Short-sighted persons are generally born so, and the affection is noticed in early childhood; but it may be brought on in youth by too close attention to study, and by habits of looking at minute objects, which irritate the eye. It is a popular error to imagine that the sight improves as the individual grows older.


The eyes should be exercised and accustomed to look at distant objects. When children display any tendency to short sight, their studies should be abridged, and they should have plenty of exercise in the open air. If the patient can got on comfortably without glasses, it is better not to use them, but if the eyes feel fatigued after any ordinary use of them, then the patient may use glasses, and, if necessary, wear them continually. The patient should choose a pair that enables him to see objects within forty feet, as distinctly as other people; but should not have them so concave as to make objects appear dazzling, or smaller than usual.

Long-sightedness is one of the earliest symptoms of impaired nutrition in old age. The patient must resort to glasses; but he should defer the use of them as long as possible, as, having once commenced the use of them, it is difficult to leave them off; nor should he change those first selected for stronger ones till he is absolutely compelled; and the sight should be spared by candlelight as much as possible.

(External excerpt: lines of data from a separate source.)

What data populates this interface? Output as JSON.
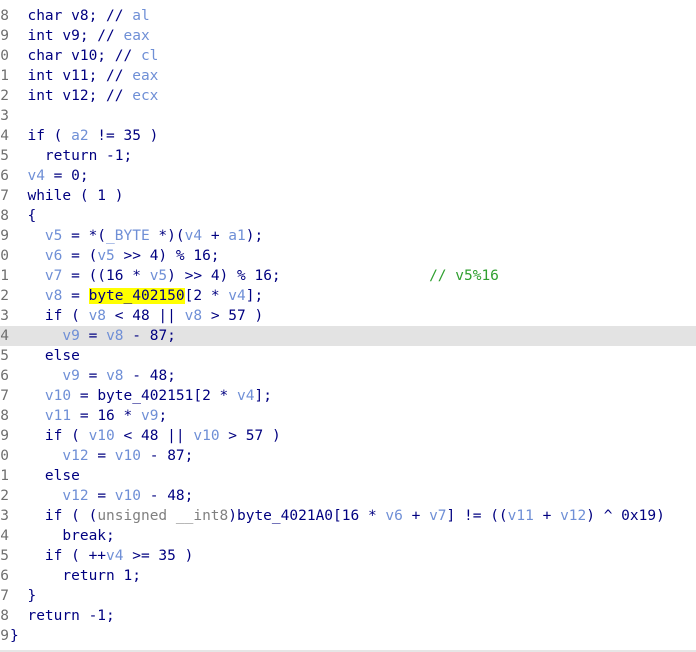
{
  "editor": {
    "current_line": 16,
    "lines": [
      {
        "num": "8",
        "tokens": [
          {
            "t": "  char v8; // ",
            "c": "plain"
          },
          {
            "t": "al",
            "c": "var"
          }
        ]
      },
      {
        "num": "9",
        "tokens": [
          {
            "t": "  int v9; // ",
            "c": "plain"
          },
          {
            "t": "eax",
            "c": "var"
          }
        ]
      },
      {
        "num": "0",
        "tokens": [
          {
            "t": "  char v10; // ",
            "c": "plain"
          },
          {
            "t": "cl",
            "c": "var"
          }
        ]
      },
      {
        "num": "1",
        "tokens": [
          {
            "t": "  int v11; // ",
            "c": "plain"
          },
          {
            "t": "eax",
            "c": "var"
          }
        ]
      },
      {
        "num": "2",
        "tokens": [
          {
            "t": "  int v12; // ",
            "c": "plain"
          },
          {
            "t": "ecx",
            "c": "var"
          }
        ]
      },
      {
        "num": "3",
        "tokens": []
      },
      {
        "num": "4",
        "tokens": [
          {
            "t": "  if ( ",
            "c": "plain"
          },
          {
            "t": "a2",
            "c": "var"
          },
          {
            "t": " != 35 )",
            "c": "plain"
          }
        ]
      },
      {
        "num": "5",
        "tokens": [
          {
            "t": "    return -1;",
            "c": "plain"
          }
        ]
      },
      {
        "num": "6",
        "tokens": [
          {
            "t": "  ",
            "c": "plain"
          },
          {
            "t": "v4",
            "c": "var"
          },
          {
            "t": " = 0;",
            "c": "plain"
          }
        ]
      },
      {
        "num": "7",
        "tokens": [
          {
            "t": "  while ( 1 )",
            "c": "plain"
          }
        ]
      },
      {
        "num": "8",
        "tokens": [
          {
            "t": "  {",
            "c": "plain"
          }
        ]
      },
      {
        "num": "9",
        "tokens": [
          {
            "t": "    ",
            "c": "plain"
          },
          {
            "t": "v5",
            "c": "var"
          },
          {
            "t": " = *(",
            "c": "plain"
          },
          {
            "t": "_BYTE",
            "c": "var"
          },
          {
            "t": " *)(",
            "c": "plain"
          },
          {
            "t": "v4",
            "c": "var"
          },
          {
            "t": " + ",
            "c": "plain"
          },
          {
            "t": "a1",
            "c": "var"
          },
          {
            "t": ");",
            "c": "plain"
          }
        ]
      },
      {
        "num": "0",
        "tokens": [
          {
            "t": "    ",
            "c": "plain"
          },
          {
            "t": "v6",
            "c": "var"
          },
          {
            "t": " = (",
            "c": "plain"
          },
          {
            "t": "v5",
            "c": "var"
          },
          {
            "t": " >> 4) % 16;",
            "c": "plain"
          }
        ]
      },
      {
        "num": "1",
        "tokens": [
          {
            "t": "    ",
            "c": "plain"
          },
          {
            "t": "v7",
            "c": "var"
          },
          {
            "t": " = ((16 * ",
            "c": "plain"
          },
          {
            "t": "v5",
            "c": "var"
          },
          {
            "t": ") >> 4) % 16;",
            "c": "plain"
          },
          {
            "t": "                 // v5%16",
            "c": "comment"
          }
        ]
      },
      {
        "num": "2",
        "tokens": [
          {
            "t": "    ",
            "c": "plain"
          },
          {
            "t": "v8",
            "c": "var"
          },
          {
            "t": " = ",
            "c": "plain"
          },
          {
            "t": "byte_402150",
            "c": "hl"
          },
          {
            "t": "[2 * ",
            "c": "plain"
          },
          {
            "t": "v4",
            "c": "var"
          },
          {
            "t": "];",
            "c": "plain"
          }
        ]
      },
      {
        "num": "3",
        "tokens": [
          {
            "t": "    if ( ",
            "c": "plain"
          },
          {
            "t": "v8",
            "c": "var"
          },
          {
            "t": " < 48 || ",
            "c": "plain"
          },
          {
            "t": "v8",
            "c": "var"
          },
          {
            "t": " > 57 )",
            "c": "plain"
          }
        ]
      },
      {
        "num": "4",
        "tokens": [
          {
            "t": "      ",
            "c": "plain"
          },
          {
            "t": "v9",
            "c": "var"
          },
          {
            "t": " = ",
            "c": "plain"
          },
          {
            "t": "v8",
            "c": "var"
          },
          {
            "t": " - 87;",
            "c": "plain"
          }
        ]
      },
      {
        "num": "5",
        "tokens": [
          {
            "t": "    else",
            "c": "plain"
          }
        ]
      },
      {
        "num": "6",
        "tokens": [
          {
            "t": "      ",
            "c": "plain"
          },
          {
            "t": "v9",
            "c": "var"
          },
          {
            "t": " = ",
            "c": "plain"
          },
          {
            "t": "v8",
            "c": "var"
          },
          {
            "t": " - 48;",
            "c": "plain"
          }
        ]
      },
      {
        "num": "7",
        "tokens": [
          {
            "t": "    ",
            "c": "plain"
          },
          {
            "t": "v10",
            "c": "var"
          },
          {
            "t": " = byte_402151[2 * ",
            "c": "plain"
          },
          {
            "t": "v4",
            "c": "var"
          },
          {
            "t": "];",
            "c": "plain"
          }
        ]
      },
      {
        "num": "8",
        "tokens": [
          {
            "t": "    ",
            "c": "plain"
          },
          {
            "t": "v11",
            "c": "var"
          },
          {
            "t": " = 16 * ",
            "c": "plain"
          },
          {
            "t": "v9",
            "c": "var"
          },
          {
            "t": ";",
            "c": "plain"
          }
        ]
      },
      {
        "num": "9",
        "tokens": [
          {
            "t": "    if ( ",
            "c": "plain"
          },
          {
            "t": "v10",
            "c": "var"
          },
          {
            "t": " < 48 || ",
            "c": "plain"
          },
          {
            "t": "v10",
            "c": "var"
          },
          {
            "t": " > 57 )",
            "c": "plain"
          }
        ]
      },
      {
        "num": "0",
        "tokens": [
          {
            "t": "      ",
            "c": "plain"
          },
          {
            "t": "v12",
            "c": "var"
          },
          {
            "t": " = ",
            "c": "plain"
          },
          {
            "t": "v10",
            "c": "var"
          },
          {
            "t": " - 87;",
            "c": "plain"
          }
        ]
      },
      {
        "num": "1",
        "tokens": [
          {
            "t": "    else",
            "c": "plain"
          }
        ]
      },
      {
        "num": "2",
        "tokens": [
          {
            "t": "      ",
            "c": "plain"
          },
          {
            "t": "v12",
            "c": "var"
          },
          {
            "t": " = ",
            "c": "plain"
          },
          {
            "t": "v10",
            "c": "var"
          },
          {
            "t": " - 48;",
            "c": "plain"
          }
        ]
      },
      {
        "num": "3",
        "tokens": [
          {
            "t": "    if ( (",
            "c": "plain"
          },
          {
            "t": "unsigned __int8",
            "c": "gray"
          },
          {
            "t": ")byte_4021A0[16 * ",
            "c": "plain"
          },
          {
            "t": "v6",
            "c": "var"
          },
          {
            "t": " + ",
            "c": "plain"
          },
          {
            "t": "v7",
            "c": "var"
          },
          {
            "t": "] != ((",
            "c": "plain"
          },
          {
            "t": "v11",
            "c": "var"
          },
          {
            "t": " + ",
            "c": "plain"
          },
          {
            "t": "v12",
            "c": "var"
          },
          {
            "t": ") ^ 0x19)",
            "c": "plain"
          }
        ]
      },
      {
        "num": "4",
        "tokens": [
          {
            "t": "      break;",
            "c": "plain"
          }
        ]
      },
      {
        "num": "5",
        "tokens": [
          {
            "t": "    if ( ++",
            "c": "plain"
          },
          {
            "t": "v4",
            "c": "var"
          },
          {
            "t": " >= 35 )",
            "c": "plain"
          }
        ]
      },
      {
        "num": "6",
        "tokens": [
          {
            "t": "      return 1;",
            "c": "plain"
          }
        ]
      },
      {
        "num": "7",
        "tokens": [
          {
            "t": "  }",
            "c": "plain"
          }
        ]
      },
      {
        "num": "8",
        "tokens": [
          {
            "t": "  return -1;",
            "c": "plain"
          }
        ]
      },
      {
        "num": "9",
        "tokens": [
          {
            "t": "}",
            "c": "plain"
          }
        ]
      }
    ]
  }
}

The glasses should cause minute objects near the eye to appear bright and distinct, but not larger than natural. If they do, they are too convex.